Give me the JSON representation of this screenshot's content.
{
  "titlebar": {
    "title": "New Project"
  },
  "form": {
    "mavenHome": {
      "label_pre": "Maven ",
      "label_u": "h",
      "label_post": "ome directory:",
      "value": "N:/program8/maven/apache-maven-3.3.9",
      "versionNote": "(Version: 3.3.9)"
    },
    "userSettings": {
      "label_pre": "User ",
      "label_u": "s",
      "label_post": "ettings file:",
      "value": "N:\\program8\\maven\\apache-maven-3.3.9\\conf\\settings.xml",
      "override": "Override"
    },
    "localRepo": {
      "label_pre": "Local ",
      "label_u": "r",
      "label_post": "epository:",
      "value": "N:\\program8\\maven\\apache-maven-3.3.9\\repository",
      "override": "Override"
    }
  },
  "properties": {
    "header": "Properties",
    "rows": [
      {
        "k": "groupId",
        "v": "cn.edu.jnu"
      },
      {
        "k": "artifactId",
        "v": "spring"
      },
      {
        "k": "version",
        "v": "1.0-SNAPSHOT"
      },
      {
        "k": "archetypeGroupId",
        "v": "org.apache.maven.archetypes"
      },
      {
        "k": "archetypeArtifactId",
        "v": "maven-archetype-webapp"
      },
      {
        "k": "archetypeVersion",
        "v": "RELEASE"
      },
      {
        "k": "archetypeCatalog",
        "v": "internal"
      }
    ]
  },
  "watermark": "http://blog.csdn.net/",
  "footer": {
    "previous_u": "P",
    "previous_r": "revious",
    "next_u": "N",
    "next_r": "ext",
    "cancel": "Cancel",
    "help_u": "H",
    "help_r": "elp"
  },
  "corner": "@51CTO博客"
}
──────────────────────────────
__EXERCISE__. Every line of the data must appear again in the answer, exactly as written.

__WRITTEN RESPONSE__.
Give me the JSON representation of this screenshot's content.
{
  "titlebar": {
    "title": "New Project"
  },
  "form": {
    "mavenHome": {
      "label_pre": "Maven ",
      "label_u": "h",
      "label_post": "ome directory:",
      "value": "N:/program8/maven/apache-maven-3.3.9",
      "versionNote": "(Version: 3.3.9)"
    },
    "userSettings": {
      "label_pre": "User ",
      "label_u": "s",
      "label_post": "ettings file:",
      "value": "N:\\program8\\maven\\apache-maven-3.3.9\\conf\\settings.xml",
      "override": "Override"
    },
    "localRepo": {
      "label_pre": "Local ",
      "label_u": "r",
      "label_post": "epository:",
      "value": "N:\\program8\\maven\\apache-maven-3.3.9\\repository",
      "override": "Override"
    }
  },
  "properties": {
    "header": "Properties",
    "rows": [
      {
        "k": "groupId",
        "v": "cn.edu.jnu"
      },
      {
        "k": "artifactId",
        "v": "spring"
      },
      {
        "k": "version",
        "v": "1.0-SNAPSHOT"
      },
      {
        "k": "archetypeGroupId",
        "v": "org.apache.maven.archetypes"
      },
      {
        "k": "archetypeArtifactId",
        "v": "maven-archetype-webapp"
      },
      {
        "k": "archetypeVersion",
        "v": "RELEASE"
      },
      {
        "k": "archetypeCatalog",
        "v": "internal"
      }
    ]
  },
  "watermark": "http://blog.csdn.net/",
  "footer": {
    "previous_u": "P",
    "previous_r": "revious",
    "next_u": "N",
    "next_r": "ext",
    "cancel": "Cancel",
    "help_u": "H",
    "help_r": "elp"
  },
  "corner": "@51CTO博客"
}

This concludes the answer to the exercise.